Johanne from Laval, Quebec writes: "Could it be damaging to my new shingle roof to climb up on it in the winter time to install a satellite antenna? If so, what would be the ideal temperature to do work without any damage?"
Aside from slipping on ice, winter is not a bad time to walk on that roof but not the best time.
To illustrate the problem we took three pieces of asphalt shingle and plunged one into a cooler full of ice, left one at roof temperature and put the third under a heat lamp. Then we manipulated each of them to check out two things: what happens if you bend the shingle, and how easy is it to scrape the protective grains off the surface?
A cold shingle is quite brittle. If you must lift a corner, do it ever so gently as while it is cold it can simply snap off.
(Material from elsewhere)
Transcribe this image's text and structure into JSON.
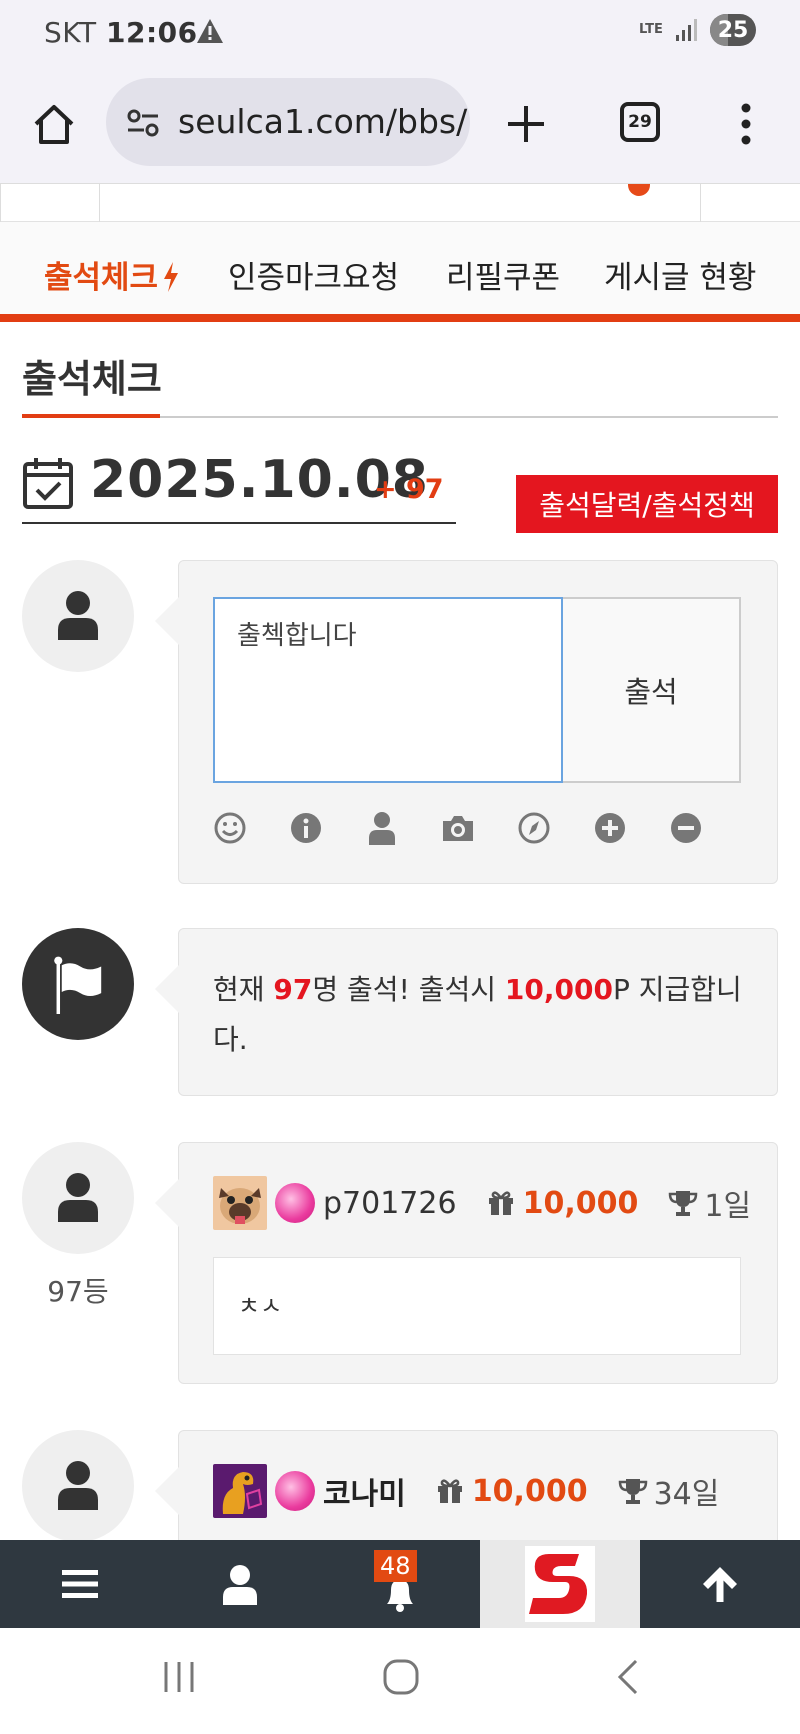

The room temperature shingle has a reasonable flexibility but you can go too far and fracture the fibre even though you may not snap it off, permanently weakening it. When it is truly hot, asphalt shingle are extremely flexible and you can manipulate them safely.
On the other hand, the warmer and more flexible the shingle, the easier it is to scrape off the granules as you walk around.
The moral? When walking on the shingles -- do it while they are cooler, cool weather or early in the morning. Manipulating the shingles themselves, do it when it is warmer. Click here for more information on asphalt shingles and the weather.